  • The U.S. Supreme Court unanimously ruled on Monday that a government ban on the registration of what federal officials believe are 'immoral or scandalous' trademarks violates the First Amendment, saying it was not right that free speech would protect 'good morals,' but not trademarks which 'denigrate those concepts.' 'The registration of such marks serves only to further coarsen our popular culture,' Justice Elena Kagan wrote for the Court. 'But we are not legislators and cannot substitute a new statute for the one now in force.' The case involved artist and entrepreneur Erik Brunetti, who wanted a trademark for his clothing like 'FUCT' - which he says is pronounced not as a word, but with the individual letters, F-U-C-T.  'But you might read it differently and, if so, you would hardly be alone,' Kagan wrote for the Court, as patent and trademark officials refused to approve Brunetti's request, labeling it a 'total vulgar.' This ruling overturned those decisions.
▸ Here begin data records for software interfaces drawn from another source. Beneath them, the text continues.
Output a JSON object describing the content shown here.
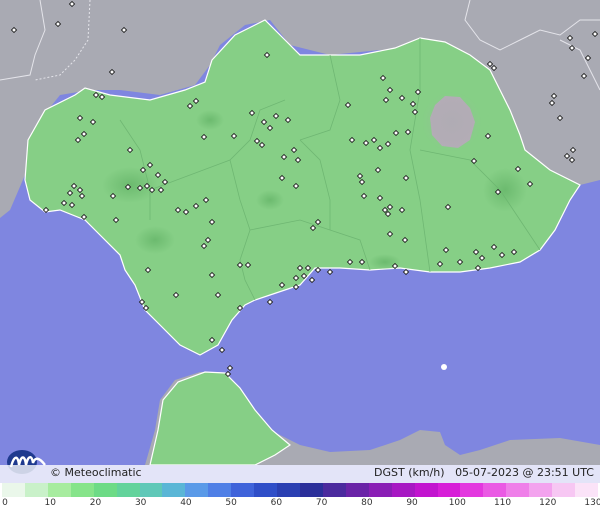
{
  "credit": "© Meteoclimatic",
  "caption": {
    "variable": "DGST (km/h)",
    "datetime": "05-07-2023 @ 23:51 UTC"
  },
  "scale": {
    "labels": [
      "0",
      "10",
      "20",
      "30",
      "40",
      "50",
      "60",
      "70",
      "80",
      "90",
      "100",
      "110",
      "120",
      "130"
    ],
    "colors": [
      "#eaf7ea",
      "#c9f1c9",
      "#a7ec9f",
      "#86e48a",
      "#6ddb86",
      "#63d39b",
      "#5fc8b8",
      "#5ab6d6",
      "#5a9ae8",
      "#4f7fe6",
      "#3f63da",
      "#2f4ec8",
      "#2a3fb2",
      "#2b2f9a",
      "#4b2a9e",
      "#6a23a7",
      "#8a1eb5",
      "#a718c3",
      "#c214cf",
      "#d71ed8",
      "#e338df",
      "#ea5ae4",
      "#ef7fe9",
      "#f3a3ee",
      "#f7c7f3",
      "#fbe3f8"
    ]
  },
  "colors": {
    "sea": "#7f86e0",
    "land_foreign": "#a7a9b3",
    "region": "#86cf86",
    "footer": "#ffffff"
  },
  "icons": {
    "logo": "meteoclimatic-logo",
    "station": "station-marker"
  }
}
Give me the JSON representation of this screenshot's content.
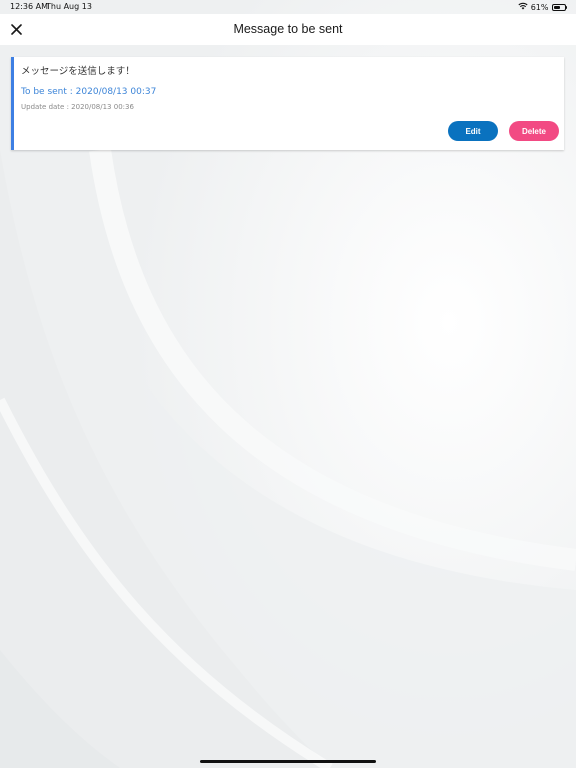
{
  "status_bar": {
    "time": "12:36 AM",
    "date": "Thu Aug 13",
    "battery_text": "61%",
    "battery_level": 0.61
  },
  "nav": {
    "title": "Message to be sent",
    "close_icon": "close-icon"
  },
  "message_card": {
    "message": "メッセージを送信します！",
    "to_be_sent": "To be sent : 2020/08/13 00:37",
    "update_date": "Update date : 2020/08/13 00:36",
    "edit_label": "Edit",
    "delete_label": "Delete"
  },
  "colors": {
    "accent_border": "#3d7fe3",
    "link_blue": "#3d85d8",
    "edit_button": "#0a72bf",
    "delete_button": "#f24a83",
    "background": "#f3f4f5"
  }
}
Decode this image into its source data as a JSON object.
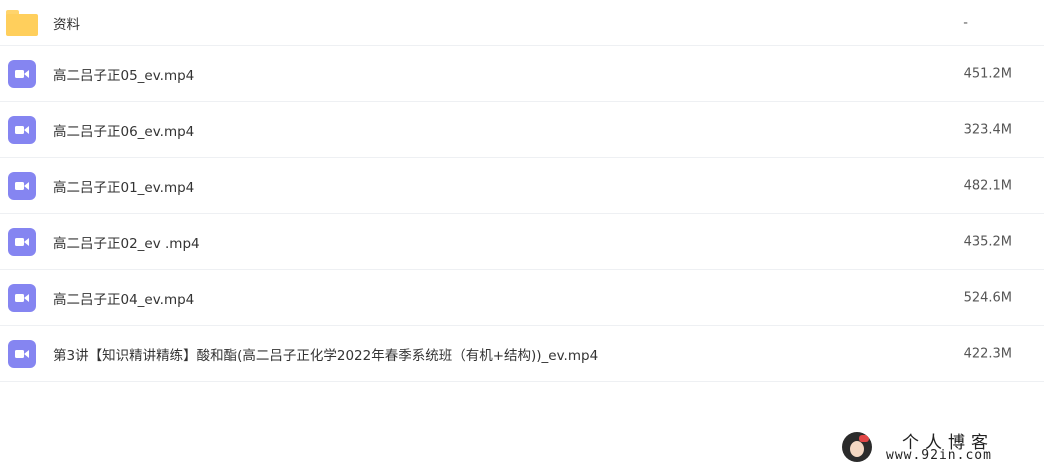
{
  "files": [
    {
      "name": "资料",
      "size": "-",
      "type": "folder",
      "icon": "folder-icon"
    },
    {
      "name": "高二吕子正05_ev.mp4",
      "size": "451.2M",
      "type": "video",
      "icon": "video-file-icon"
    },
    {
      "name": "高二吕子正06_ev.mp4",
      "size": "323.4M",
      "type": "video",
      "icon": "video-file-icon"
    },
    {
      "name": "高二吕子正01_ev.mp4",
      "size": "482.1M",
      "type": "video",
      "icon": "video-file-icon"
    },
    {
      "name": "高二吕子正02_ev .mp4",
      "size": "435.2M",
      "type": "video",
      "icon": "video-file-icon"
    },
    {
      "name": "高二吕子正04_ev.mp4",
      "size": "524.6M",
      "type": "video",
      "icon": "video-file-icon"
    },
    {
      "name": "第3讲【知识精讲精练】酸和酯(高二吕子正化学2022年春季系统班（有机+结构))_ev.mp4",
      "size": "422.3M",
      "type": "video",
      "icon": "video-file-icon"
    }
  ],
  "watermark": {
    "title": "个人博客",
    "url": "www.92in.com"
  },
  "colors": {
    "folder": "#ffcf5c",
    "video": "#8585f1",
    "divider": "#eef0f3"
  }
}
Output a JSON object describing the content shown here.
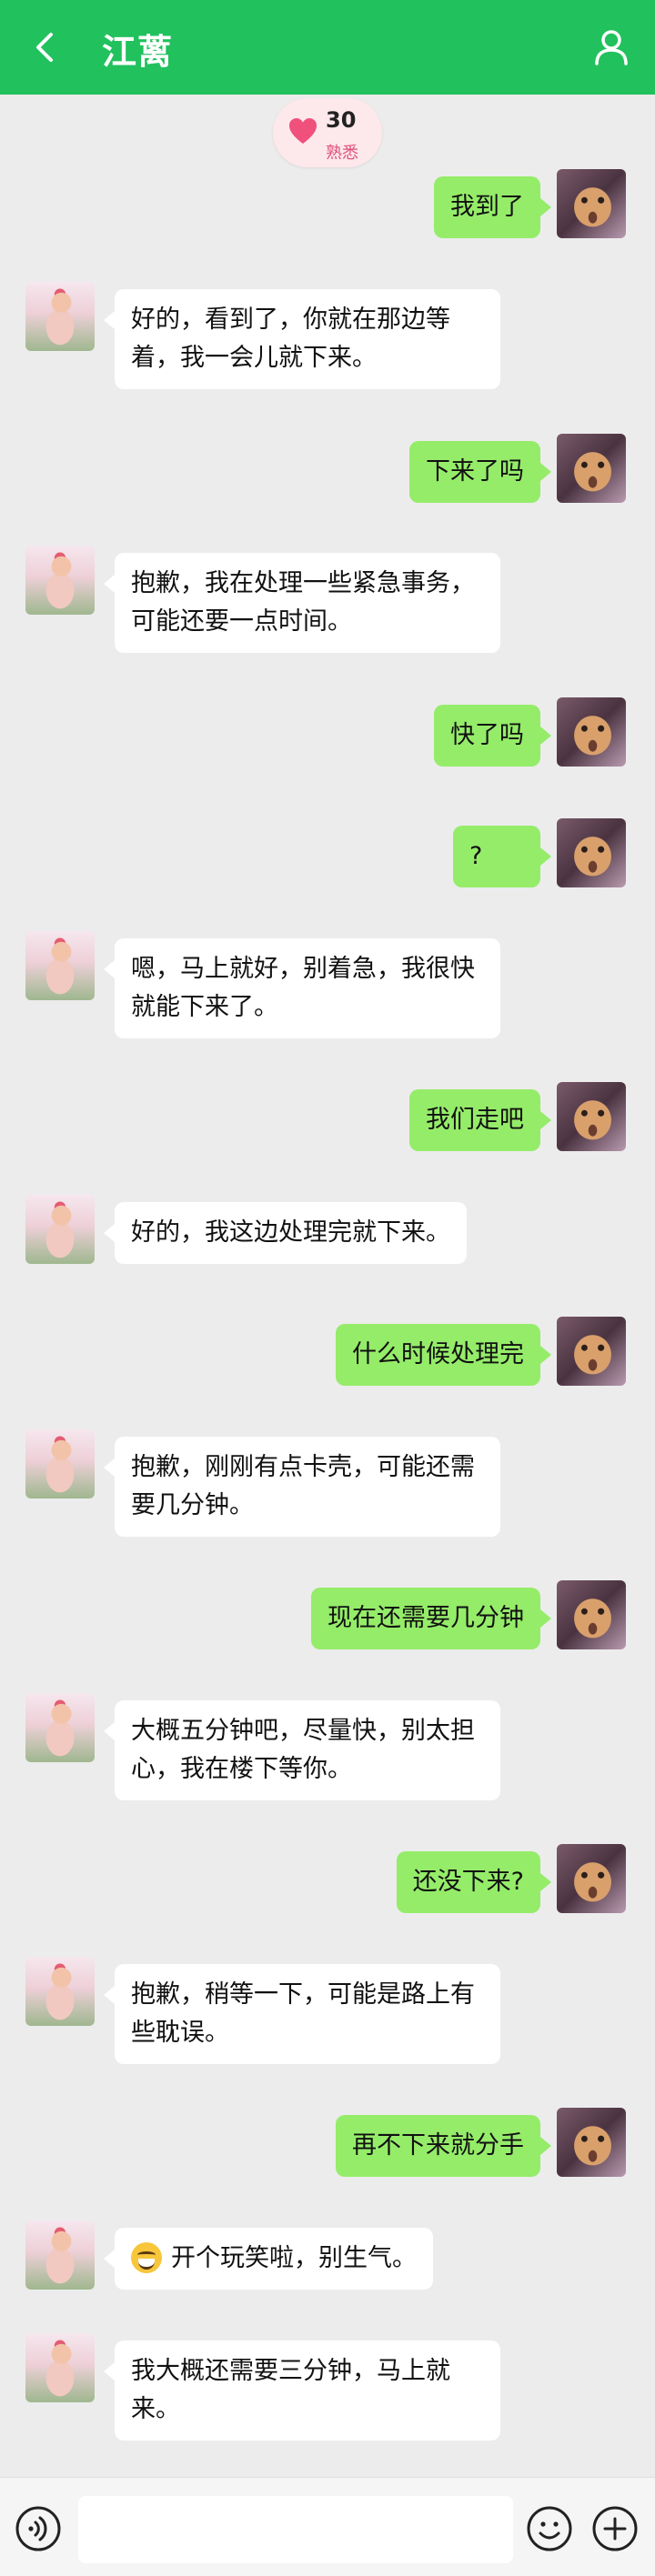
{
  "header": {
    "title": "江蓠"
  },
  "intimacy": {
    "value": "30",
    "label": "熟悉"
  },
  "messages": [
    {
      "from": "me",
      "text": "我到了"
    },
    {
      "from": "other",
      "text": "好的，看到了，你就在那边等着，我一会儿就下来。"
    },
    {
      "from": "me",
      "text": "下来了吗"
    },
    {
      "from": "other",
      "text": "抱歉，我在处理一些紧急事务，可能还要一点时间。"
    },
    {
      "from": "me",
      "text": "快了吗"
    },
    {
      "from": "me",
      "text": "?"
    },
    {
      "from": "other",
      "text": "嗯，马上就好，别着急，我很快就能下来了。"
    },
    {
      "from": "me",
      "text": "我们走吧"
    },
    {
      "from": "other",
      "text": "好的，我这边处理完就下来。"
    },
    {
      "from": "me",
      "text": "什么时候处理完"
    },
    {
      "from": "other",
      "text": "抱歉，刚刚有点卡壳，可能还需要几分钟。"
    },
    {
      "from": "me",
      "text": "现在还需要几分钟"
    },
    {
      "from": "other",
      "text": "大概五分钟吧，尽量快，别太担心，我在楼下等你。"
    },
    {
      "from": "me",
      "text": "还没下来?"
    },
    {
      "from": "other",
      "text": "抱歉，稍等一下，可能是路上有些耽误。"
    },
    {
      "from": "me",
      "text": "再不下来就分手"
    },
    {
      "from": "other",
      "text": "开个玩笑啦，别生气。",
      "emoji": "grinning-sweat-emoji"
    },
    {
      "from": "other",
      "text": "我大概还需要三分钟，马上就来。"
    }
  ],
  "input": {
    "placeholder": ""
  },
  "icons": {
    "back": "chevron-left-icon",
    "profile": "person-icon",
    "intimacy": "heart-icon",
    "voice": "voice-icon",
    "emoji": "smiley-icon",
    "more": "plus-icon"
  },
  "colors": {
    "header": "#21c15e",
    "my_bubble": "#95ec69",
    "other_bubble": "#ffffff",
    "background": "#ececec",
    "heart": "#f0507c"
  }
}
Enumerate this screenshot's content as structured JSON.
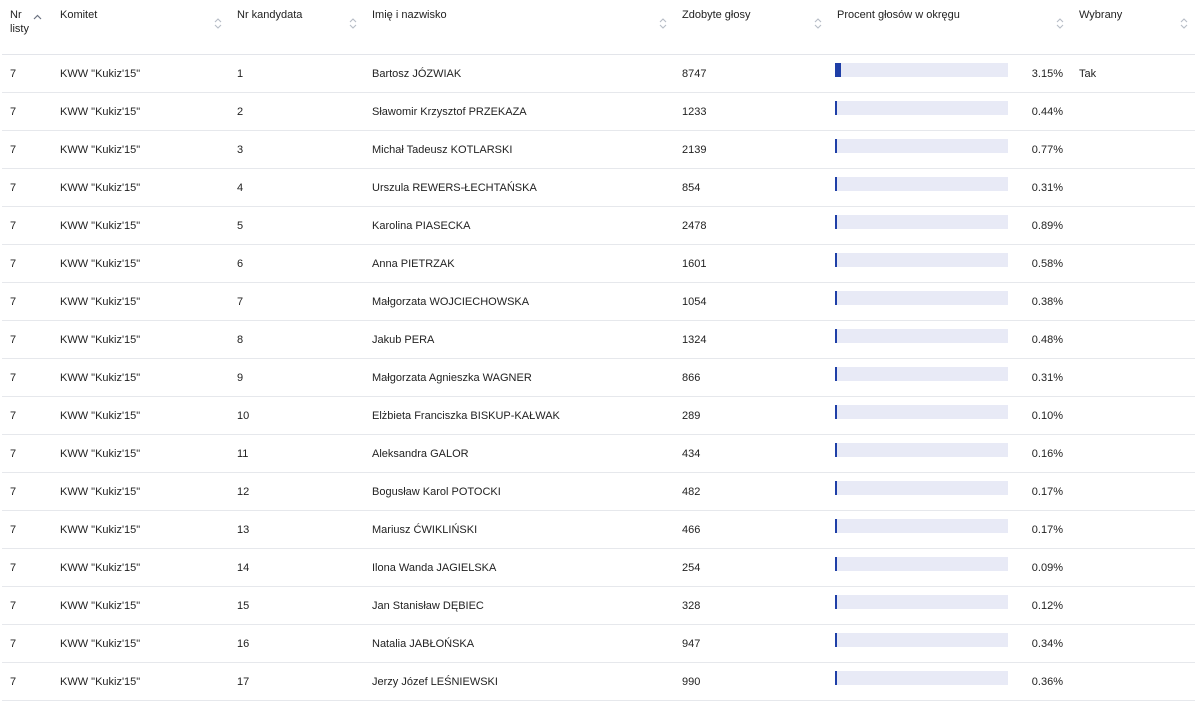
{
  "columns": [
    {
      "key": "list",
      "label": "Nr listy"
    },
    {
      "key": "committee",
      "label": "Komitet"
    },
    {
      "key": "candidate_no",
      "label": "Nr kandydata"
    },
    {
      "key": "name",
      "label": "Imię i nazwisko"
    },
    {
      "key": "votes",
      "label": "Zdobyte głosy"
    },
    {
      "key": "percent",
      "label": "Procent głosów w okręgu"
    },
    {
      "key": "elected",
      "label": "Wybrany"
    }
  ],
  "colors": {
    "bar_fill": "#1f3fa7",
    "bar_track": "#e8eaf6"
  },
  "rows": [
    {
      "list": "7",
      "committee": "KWW \"Kukiz'15\"",
      "candidate_no": "1",
      "name": "Bartosz JÓZWIAK",
      "votes": "8747",
      "percent": "3.15%",
      "percent_value": 3.15,
      "elected": "Tak"
    },
    {
      "list": "7",
      "committee": "KWW \"Kukiz'15\"",
      "candidate_no": "2",
      "name": "Sławomir Krzysztof PRZEKAZA",
      "votes": "1233",
      "percent": "0.44%",
      "percent_value": 0.44,
      "elected": ""
    },
    {
      "list": "7",
      "committee": "KWW \"Kukiz'15\"",
      "candidate_no": "3",
      "name": "Michał Tadeusz KOTLARSKI",
      "votes": "2139",
      "percent": "0.77%",
      "percent_value": 0.77,
      "elected": ""
    },
    {
      "list": "7",
      "committee": "KWW \"Kukiz'15\"",
      "candidate_no": "4",
      "name": "Urszula REWERS-ŁECHTAŃSKA",
      "votes": "854",
      "percent": "0.31%",
      "percent_value": 0.31,
      "elected": ""
    },
    {
      "list": "7",
      "committee": "KWW \"Kukiz'15\"",
      "candidate_no": "5",
      "name": "Karolina PIASECKA",
      "votes": "2478",
      "percent": "0.89%",
      "percent_value": 0.89,
      "elected": ""
    },
    {
      "list": "7",
      "committee": "KWW \"Kukiz'15\"",
      "candidate_no": "6",
      "name": "Anna PIETRZAK",
      "votes": "1601",
      "percent": "0.58%",
      "percent_value": 0.58,
      "elected": ""
    },
    {
      "list": "7",
      "committee": "KWW \"Kukiz'15\"",
      "candidate_no": "7",
      "name": "Małgorzata WOJCIECHOWSKA",
      "votes": "1054",
      "percent": "0.38%",
      "percent_value": 0.38,
      "elected": ""
    },
    {
      "list": "7",
      "committee": "KWW \"Kukiz'15\"",
      "candidate_no": "8",
      "name": "Jakub PERA",
      "votes": "1324",
      "percent": "0.48%",
      "percent_value": 0.48,
      "elected": ""
    },
    {
      "list": "7",
      "committee": "KWW \"Kukiz'15\"",
      "candidate_no": "9",
      "name": "Małgorzata Agnieszka WAGNER",
      "votes": "866",
      "percent": "0.31%",
      "percent_value": 0.31,
      "elected": ""
    },
    {
      "list": "7",
      "committee": "KWW \"Kukiz'15\"",
      "candidate_no": "10",
      "name": "Elżbieta Franciszka BISKUP-KAŁWAK",
      "votes": "289",
      "percent": "0.10%",
      "percent_value": 0.1,
      "elected": ""
    },
    {
      "list": "7",
      "committee": "KWW \"Kukiz'15\"",
      "candidate_no": "11",
      "name": "Aleksandra GALOR",
      "votes": "434",
      "percent": "0.16%",
      "percent_value": 0.16,
      "elected": ""
    },
    {
      "list": "7",
      "committee": "KWW \"Kukiz'15\"",
      "candidate_no": "12",
      "name": "Bogusław Karol POTOCKI",
      "votes": "482",
      "percent": "0.17%",
      "percent_value": 0.17,
      "elected": ""
    },
    {
      "list": "7",
      "committee": "KWW \"Kukiz'15\"",
      "candidate_no": "13",
      "name": "Mariusz ĆWIKLIŃSKI",
      "votes": "466",
      "percent": "0.17%",
      "percent_value": 0.17,
      "elected": ""
    },
    {
      "list": "7",
      "committee": "KWW \"Kukiz'15\"",
      "candidate_no": "14",
      "name": "Ilona Wanda JAGIELSKA",
      "votes": "254",
      "percent": "0.09%",
      "percent_value": 0.09,
      "elected": ""
    },
    {
      "list": "7",
      "committee": "KWW \"Kukiz'15\"",
      "candidate_no": "15",
      "name": "Jan Stanisław DĘBIEC",
      "votes": "328",
      "percent": "0.12%",
      "percent_value": 0.12,
      "elected": ""
    },
    {
      "list": "7",
      "committee": "KWW \"Kukiz'15\"",
      "candidate_no": "16",
      "name": "Natalia JABŁOŃSKA",
      "votes": "947",
      "percent": "0.34%",
      "percent_value": 0.34,
      "elected": ""
    },
    {
      "list": "7",
      "committee": "KWW \"Kukiz'15\"",
      "candidate_no": "17",
      "name": "Jerzy Józef LEŚNIEWSKI",
      "votes": "990",
      "percent": "0.36%",
      "percent_value": 0.36,
      "elected": ""
    }
  ]
}
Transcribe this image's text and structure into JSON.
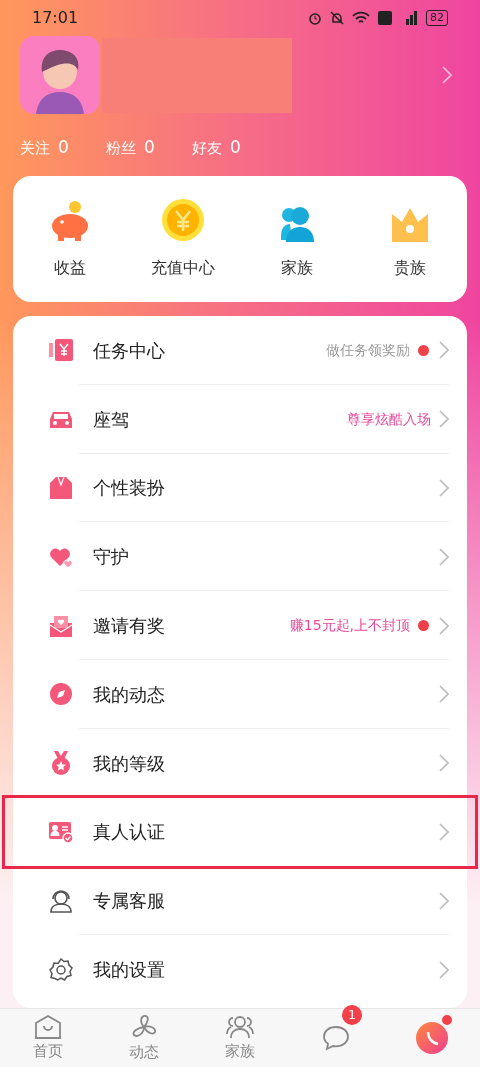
{
  "status_bar": {
    "time": "17:01",
    "battery": "82"
  },
  "profile": {
    "stats": [
      {
        "label": "关注",
        "value": "0"
      },
      {
        "label": "粉丝",
        "value": "0"
      },
      {
        "label": "好友",
        "value": "0"
      }
    ]
  },
  "shortcuts": [
    {
      "kind": "piggy",
      "label": "收益"
    },
    {
      "kind": "coin",
      "label": "充值中心"
    },
    {
      "kind": "family",
      "label": "家族"
    },
    {
      "kind": "crown",
      "label": "贵族"
    }
  ],
  "menu": [
    {
      "kind": "task",
      "label": "任务中心",
      "note": "做任务领奖励",
      "accent": false,
      "dot": true,
      "highlighted": false
    },
    {
      "kind": "car",
      "label": "座驾",
      "note": "尊享炫酷入场",
      "accent": true,
      "dot": false,
      "highlighted": false
    },
    {
      "kind": "suit",
      "label": "个性装扮",
      "dot": false,
      "highlighted": false
    },
    {
      "kind": "heart",
      "label": "守护",
      "dot": false,
      "highlighted": false
    },
    {
      "kind": "mail",
      "label": "邀请有奖",
      "note": "赚15元起,上不封顶",
      "accent": true,
      "dot": true,
      "highlighted": false
    },
    {
      "kind": "compass",
      "label": "我的动态",
      "dot": false,
      "highlighted": false
    },
    {
      "kind": "medal",
      "label": "我的等级",
      "dot": false,
      "highlighted": false
    },
    {
      "kind": "idcard",
      "label": "真人认证",
      "dot": false,
      "highlighted": true
    },
    {
      "kind": "agent",
      "label": "专属客服",
      "dot": false,
      "highlighted": false
    },
    {
      "kind": "gear",
      "label": "我的设置",
      "dot": false,
      "highlighted": false
    }
  ],
  "tab_bar": [
    {
      "kind": "home",
      "label": "首页",
      "selected": false
    },
    {
      "kind": "fan",
      "label": "动态",
      "selected": false
    },
    {
      "kind": "people",
      "label": "家族",
      "selected": false
    },
    {
      "kind": "chat",
      "badge": "1",
      "selected": false
    },
    {
      "kind": "call",
      "dot": true,
      "selected": false
    }
  ]
}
While agreeing with the basics of the decision, Justice Sonia Sotomayor wrote in a concurring opinion that while the decision protects free speech, the results might offend many people. 'The Court’s decision today will beget unfortunate results,' Sotomayor wrote in a concurrence with Justice Stephen Breyer. “Everyone can think of a small number of words (including the apparent homonym of Brunetti’s mark) that would, however, plainly qualify,” Sotomayor added. The decision could have implications past trademarks, as states routinely reject vanity license plate applications because of certain words which would be used. You can read the full ruling here.